═══ PROVIDED ENTRIES

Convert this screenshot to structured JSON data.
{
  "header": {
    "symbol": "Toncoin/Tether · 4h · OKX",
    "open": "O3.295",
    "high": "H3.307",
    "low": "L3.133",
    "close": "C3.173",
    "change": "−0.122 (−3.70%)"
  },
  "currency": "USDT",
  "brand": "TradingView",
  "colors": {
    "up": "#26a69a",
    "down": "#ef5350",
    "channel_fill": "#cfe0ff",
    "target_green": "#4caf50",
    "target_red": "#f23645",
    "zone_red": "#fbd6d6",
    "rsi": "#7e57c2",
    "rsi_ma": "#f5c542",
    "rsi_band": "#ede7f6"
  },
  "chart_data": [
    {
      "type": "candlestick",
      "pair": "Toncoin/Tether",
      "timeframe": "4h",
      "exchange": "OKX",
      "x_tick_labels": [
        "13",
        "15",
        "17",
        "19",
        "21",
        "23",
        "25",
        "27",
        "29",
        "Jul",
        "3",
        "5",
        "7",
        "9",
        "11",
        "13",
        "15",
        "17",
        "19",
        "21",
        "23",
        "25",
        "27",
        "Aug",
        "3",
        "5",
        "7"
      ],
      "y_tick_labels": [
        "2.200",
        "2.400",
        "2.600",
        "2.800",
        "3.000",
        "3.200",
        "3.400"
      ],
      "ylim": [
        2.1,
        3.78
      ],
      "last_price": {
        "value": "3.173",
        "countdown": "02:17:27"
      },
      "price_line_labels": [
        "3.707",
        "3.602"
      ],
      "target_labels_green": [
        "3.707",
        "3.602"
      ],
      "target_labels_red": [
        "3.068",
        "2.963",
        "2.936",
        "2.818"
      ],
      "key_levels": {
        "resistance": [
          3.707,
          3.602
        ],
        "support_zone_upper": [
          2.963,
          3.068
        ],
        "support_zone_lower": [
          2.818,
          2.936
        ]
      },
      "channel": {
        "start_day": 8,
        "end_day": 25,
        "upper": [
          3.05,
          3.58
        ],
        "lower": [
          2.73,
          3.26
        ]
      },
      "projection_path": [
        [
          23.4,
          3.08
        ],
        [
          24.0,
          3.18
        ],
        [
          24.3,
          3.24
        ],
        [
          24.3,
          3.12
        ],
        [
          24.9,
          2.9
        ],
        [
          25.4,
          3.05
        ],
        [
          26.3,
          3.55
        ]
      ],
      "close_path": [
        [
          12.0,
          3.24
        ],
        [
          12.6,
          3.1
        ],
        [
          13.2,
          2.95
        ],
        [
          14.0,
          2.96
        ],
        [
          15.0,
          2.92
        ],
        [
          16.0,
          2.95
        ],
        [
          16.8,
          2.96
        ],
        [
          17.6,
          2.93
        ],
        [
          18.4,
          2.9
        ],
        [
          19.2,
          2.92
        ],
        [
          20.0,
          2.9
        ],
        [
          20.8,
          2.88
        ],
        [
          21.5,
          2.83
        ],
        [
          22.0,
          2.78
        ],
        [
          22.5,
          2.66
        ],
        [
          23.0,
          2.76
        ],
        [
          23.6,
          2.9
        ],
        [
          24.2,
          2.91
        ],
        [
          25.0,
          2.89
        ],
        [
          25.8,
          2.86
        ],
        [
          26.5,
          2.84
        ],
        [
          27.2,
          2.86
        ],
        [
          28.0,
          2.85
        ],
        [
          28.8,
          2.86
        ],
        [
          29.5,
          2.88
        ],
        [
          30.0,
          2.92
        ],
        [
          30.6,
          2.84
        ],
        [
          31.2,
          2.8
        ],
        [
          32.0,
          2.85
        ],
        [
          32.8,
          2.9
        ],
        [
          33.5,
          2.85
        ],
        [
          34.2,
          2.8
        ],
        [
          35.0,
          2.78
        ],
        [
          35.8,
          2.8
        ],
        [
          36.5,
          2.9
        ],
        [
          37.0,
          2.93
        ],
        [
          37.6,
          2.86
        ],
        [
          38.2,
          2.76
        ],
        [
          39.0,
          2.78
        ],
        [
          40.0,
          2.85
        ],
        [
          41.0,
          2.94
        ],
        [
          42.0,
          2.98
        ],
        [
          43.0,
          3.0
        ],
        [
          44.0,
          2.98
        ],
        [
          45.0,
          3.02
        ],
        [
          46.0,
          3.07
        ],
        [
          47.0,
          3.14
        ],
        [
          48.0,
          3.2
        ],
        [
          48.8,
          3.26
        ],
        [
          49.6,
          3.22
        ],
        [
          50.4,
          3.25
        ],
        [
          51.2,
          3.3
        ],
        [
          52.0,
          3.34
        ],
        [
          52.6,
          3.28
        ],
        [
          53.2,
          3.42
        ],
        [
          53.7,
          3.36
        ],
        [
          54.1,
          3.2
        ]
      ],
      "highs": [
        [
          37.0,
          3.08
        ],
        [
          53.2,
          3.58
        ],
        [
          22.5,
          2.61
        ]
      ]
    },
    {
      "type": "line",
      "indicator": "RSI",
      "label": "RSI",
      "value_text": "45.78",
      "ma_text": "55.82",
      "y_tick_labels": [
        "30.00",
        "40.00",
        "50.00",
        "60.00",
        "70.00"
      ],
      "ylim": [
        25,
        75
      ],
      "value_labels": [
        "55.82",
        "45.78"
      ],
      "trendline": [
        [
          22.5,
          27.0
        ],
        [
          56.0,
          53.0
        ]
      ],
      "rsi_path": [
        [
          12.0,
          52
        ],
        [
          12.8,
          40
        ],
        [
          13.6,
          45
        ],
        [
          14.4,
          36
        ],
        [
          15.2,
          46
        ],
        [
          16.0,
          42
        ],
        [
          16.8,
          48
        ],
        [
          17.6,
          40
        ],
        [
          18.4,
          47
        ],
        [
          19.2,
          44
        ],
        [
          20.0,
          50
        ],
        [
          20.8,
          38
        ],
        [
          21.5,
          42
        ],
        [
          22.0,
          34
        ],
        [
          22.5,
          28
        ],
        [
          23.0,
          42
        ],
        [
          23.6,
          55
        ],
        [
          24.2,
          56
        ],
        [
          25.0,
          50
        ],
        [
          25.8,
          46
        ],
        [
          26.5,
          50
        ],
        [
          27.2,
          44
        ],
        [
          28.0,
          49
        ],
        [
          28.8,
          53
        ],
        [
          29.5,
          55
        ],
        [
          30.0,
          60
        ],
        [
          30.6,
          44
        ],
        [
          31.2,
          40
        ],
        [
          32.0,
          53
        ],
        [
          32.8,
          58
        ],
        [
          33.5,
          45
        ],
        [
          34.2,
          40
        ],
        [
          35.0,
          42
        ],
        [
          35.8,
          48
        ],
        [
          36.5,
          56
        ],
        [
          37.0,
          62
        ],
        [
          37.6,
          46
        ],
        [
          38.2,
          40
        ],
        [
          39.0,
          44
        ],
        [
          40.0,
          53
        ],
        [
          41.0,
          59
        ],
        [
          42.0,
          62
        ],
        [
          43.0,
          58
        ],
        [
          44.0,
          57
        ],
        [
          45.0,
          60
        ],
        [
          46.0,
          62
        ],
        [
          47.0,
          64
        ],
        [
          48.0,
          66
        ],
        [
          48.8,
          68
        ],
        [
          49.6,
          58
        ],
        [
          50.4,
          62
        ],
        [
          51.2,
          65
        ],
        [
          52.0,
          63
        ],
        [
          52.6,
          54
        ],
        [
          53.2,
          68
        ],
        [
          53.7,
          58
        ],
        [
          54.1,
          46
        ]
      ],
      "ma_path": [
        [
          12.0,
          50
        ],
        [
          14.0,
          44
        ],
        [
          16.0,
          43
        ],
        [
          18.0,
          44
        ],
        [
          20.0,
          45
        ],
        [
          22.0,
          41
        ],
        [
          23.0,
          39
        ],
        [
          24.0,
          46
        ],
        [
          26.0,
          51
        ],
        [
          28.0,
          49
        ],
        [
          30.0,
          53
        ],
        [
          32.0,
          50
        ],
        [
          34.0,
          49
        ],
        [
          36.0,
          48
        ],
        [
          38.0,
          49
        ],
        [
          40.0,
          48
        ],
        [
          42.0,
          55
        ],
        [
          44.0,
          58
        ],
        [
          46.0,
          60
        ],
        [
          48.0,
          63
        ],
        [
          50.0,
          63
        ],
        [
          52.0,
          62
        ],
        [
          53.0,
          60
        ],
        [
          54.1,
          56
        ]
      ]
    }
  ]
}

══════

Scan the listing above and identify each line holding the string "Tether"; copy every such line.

SOLUTION TO THE PROBLEM:
    "symbol": "Toncoin/Tether · 4h · OKX",
      "pair": "Toncoin/Tether",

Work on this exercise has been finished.